Tuesday 16 May 2023 19:00 – 20:30 BST | 14:00 EDT | 11:00 PDT | 20:00 CEST £6/ PWYC
Shaped by the tidal forces of the New World, jazz music and dance are rooted in the Africa where the arts form a unified complex of interlocking relationships. The great composer and bandleader, Duke Ellington, exhalted the African aesthetic tradition, consciously aligning his music and imagination to serve all forms of jazz dance, throughout his long career. Known to keep “one eye on the audience and one eye on the act,” he most frequently called upon tap dancers to “step inside” his music and deliver a range of styles, percussive color and visual excitement to performance. A great collaborator, just as he practiced communal composing with his musicians, he also worked directly with dancers as allied artists. This presentation will share stories of these collaborations gleaned from oral histories and autobiographies of the jazz dancers who moved his music including: Bunny Briggs, Brownie Brown, Peg Leg Bates, Howard “Stretch” Johnson, Alfredo Gustar, Bessie Dudley, Talley Beatty and more.

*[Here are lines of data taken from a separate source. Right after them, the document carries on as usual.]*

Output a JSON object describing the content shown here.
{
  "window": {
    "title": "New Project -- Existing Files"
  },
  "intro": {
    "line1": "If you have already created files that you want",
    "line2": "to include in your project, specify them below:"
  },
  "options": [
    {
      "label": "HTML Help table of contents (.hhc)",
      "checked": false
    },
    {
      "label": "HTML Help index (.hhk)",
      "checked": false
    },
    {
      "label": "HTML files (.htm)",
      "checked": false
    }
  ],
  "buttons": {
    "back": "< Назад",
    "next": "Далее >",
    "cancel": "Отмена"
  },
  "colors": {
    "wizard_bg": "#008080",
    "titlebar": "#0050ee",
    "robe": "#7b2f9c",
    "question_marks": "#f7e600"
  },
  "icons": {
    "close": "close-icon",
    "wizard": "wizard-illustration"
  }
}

Artist, educator and performer, Allana Radecki has a BA in Fine Arts and MA in African American, African Diaspora Studies from Indiana University. Her research focuses on the interlocking roots and culture of jazz music and dance through autobiography and oral history. Her current book project examines the multi-faceted relationship between Duke Ellington and jazz dance, with an emphasis on tap dancers. A noted teacher of Hatha Yoga, Rhythm Tap and Modern Dance since 1986, she has taught thousands of classes to thousands of people of all ages. As a jazz tap dancer, Allana loves to improvise and also explores West African and Afro- Brazilian percussion including many years with Women of Mass Percussion and five seasons with the Indiana University Brazilian Ensemble.